◆ RECORDS SUPPLIED:
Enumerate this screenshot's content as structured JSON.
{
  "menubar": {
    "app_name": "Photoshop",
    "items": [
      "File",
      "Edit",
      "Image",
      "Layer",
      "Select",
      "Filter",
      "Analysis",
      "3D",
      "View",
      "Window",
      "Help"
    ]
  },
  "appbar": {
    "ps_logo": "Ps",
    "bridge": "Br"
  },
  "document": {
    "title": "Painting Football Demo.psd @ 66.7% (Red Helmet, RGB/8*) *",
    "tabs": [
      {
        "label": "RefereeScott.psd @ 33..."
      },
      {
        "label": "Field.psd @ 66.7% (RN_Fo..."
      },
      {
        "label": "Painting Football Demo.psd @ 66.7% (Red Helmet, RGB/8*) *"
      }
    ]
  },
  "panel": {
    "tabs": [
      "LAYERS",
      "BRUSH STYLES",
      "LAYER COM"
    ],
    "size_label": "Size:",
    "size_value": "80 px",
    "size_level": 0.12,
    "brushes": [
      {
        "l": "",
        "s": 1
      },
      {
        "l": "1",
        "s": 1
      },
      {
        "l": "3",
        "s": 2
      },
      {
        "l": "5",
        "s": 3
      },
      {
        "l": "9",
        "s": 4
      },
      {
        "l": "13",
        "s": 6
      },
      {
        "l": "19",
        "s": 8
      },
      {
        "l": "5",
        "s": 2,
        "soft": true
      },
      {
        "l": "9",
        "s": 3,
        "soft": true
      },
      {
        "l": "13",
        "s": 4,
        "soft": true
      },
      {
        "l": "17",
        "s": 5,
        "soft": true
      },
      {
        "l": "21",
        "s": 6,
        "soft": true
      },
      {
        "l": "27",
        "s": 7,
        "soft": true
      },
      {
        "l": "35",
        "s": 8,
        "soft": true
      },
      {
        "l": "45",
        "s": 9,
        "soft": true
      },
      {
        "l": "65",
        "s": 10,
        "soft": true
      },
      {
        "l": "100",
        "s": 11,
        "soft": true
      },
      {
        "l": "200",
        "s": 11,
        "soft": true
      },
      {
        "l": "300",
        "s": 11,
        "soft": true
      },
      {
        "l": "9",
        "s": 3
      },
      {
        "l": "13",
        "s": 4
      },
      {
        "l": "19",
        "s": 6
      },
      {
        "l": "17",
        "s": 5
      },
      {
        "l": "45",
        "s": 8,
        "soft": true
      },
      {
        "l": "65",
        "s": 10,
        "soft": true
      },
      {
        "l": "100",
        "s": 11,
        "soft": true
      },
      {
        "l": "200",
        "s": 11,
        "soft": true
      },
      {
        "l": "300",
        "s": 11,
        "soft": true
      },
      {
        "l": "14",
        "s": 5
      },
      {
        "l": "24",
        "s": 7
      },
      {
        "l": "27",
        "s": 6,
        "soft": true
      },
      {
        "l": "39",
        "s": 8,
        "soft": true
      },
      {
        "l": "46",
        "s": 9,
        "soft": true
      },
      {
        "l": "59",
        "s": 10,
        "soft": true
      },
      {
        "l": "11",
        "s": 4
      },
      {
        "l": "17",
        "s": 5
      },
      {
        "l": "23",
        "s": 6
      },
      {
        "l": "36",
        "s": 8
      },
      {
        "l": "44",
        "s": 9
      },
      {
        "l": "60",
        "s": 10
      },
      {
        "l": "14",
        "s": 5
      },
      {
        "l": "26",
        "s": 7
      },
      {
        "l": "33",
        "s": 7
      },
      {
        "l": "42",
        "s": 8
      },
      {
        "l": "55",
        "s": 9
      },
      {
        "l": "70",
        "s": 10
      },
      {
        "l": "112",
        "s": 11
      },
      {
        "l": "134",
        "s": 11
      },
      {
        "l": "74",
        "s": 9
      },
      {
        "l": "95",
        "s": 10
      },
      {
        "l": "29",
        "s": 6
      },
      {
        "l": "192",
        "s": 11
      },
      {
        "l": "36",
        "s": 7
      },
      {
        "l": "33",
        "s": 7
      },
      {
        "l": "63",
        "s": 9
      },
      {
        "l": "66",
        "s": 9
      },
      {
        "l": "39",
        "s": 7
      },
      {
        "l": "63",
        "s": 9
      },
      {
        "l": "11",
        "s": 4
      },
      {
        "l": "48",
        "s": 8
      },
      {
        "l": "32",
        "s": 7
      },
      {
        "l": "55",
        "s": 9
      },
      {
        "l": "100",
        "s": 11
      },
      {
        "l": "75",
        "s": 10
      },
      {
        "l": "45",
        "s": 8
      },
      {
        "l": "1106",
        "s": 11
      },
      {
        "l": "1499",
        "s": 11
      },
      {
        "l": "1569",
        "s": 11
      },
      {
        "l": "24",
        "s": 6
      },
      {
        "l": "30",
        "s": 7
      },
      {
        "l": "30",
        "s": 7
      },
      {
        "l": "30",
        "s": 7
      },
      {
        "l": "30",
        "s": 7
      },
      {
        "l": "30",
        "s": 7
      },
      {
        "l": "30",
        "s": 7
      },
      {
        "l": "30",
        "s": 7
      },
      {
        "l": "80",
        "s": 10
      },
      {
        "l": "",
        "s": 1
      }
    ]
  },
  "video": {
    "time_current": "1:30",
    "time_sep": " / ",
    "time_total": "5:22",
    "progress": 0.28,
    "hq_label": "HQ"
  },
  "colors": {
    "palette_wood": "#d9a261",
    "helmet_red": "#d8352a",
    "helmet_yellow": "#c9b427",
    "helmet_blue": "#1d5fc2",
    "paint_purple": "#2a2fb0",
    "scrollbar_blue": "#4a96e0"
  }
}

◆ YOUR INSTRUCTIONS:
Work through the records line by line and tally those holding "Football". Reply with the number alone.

◆ EXERCISE RESULT:
2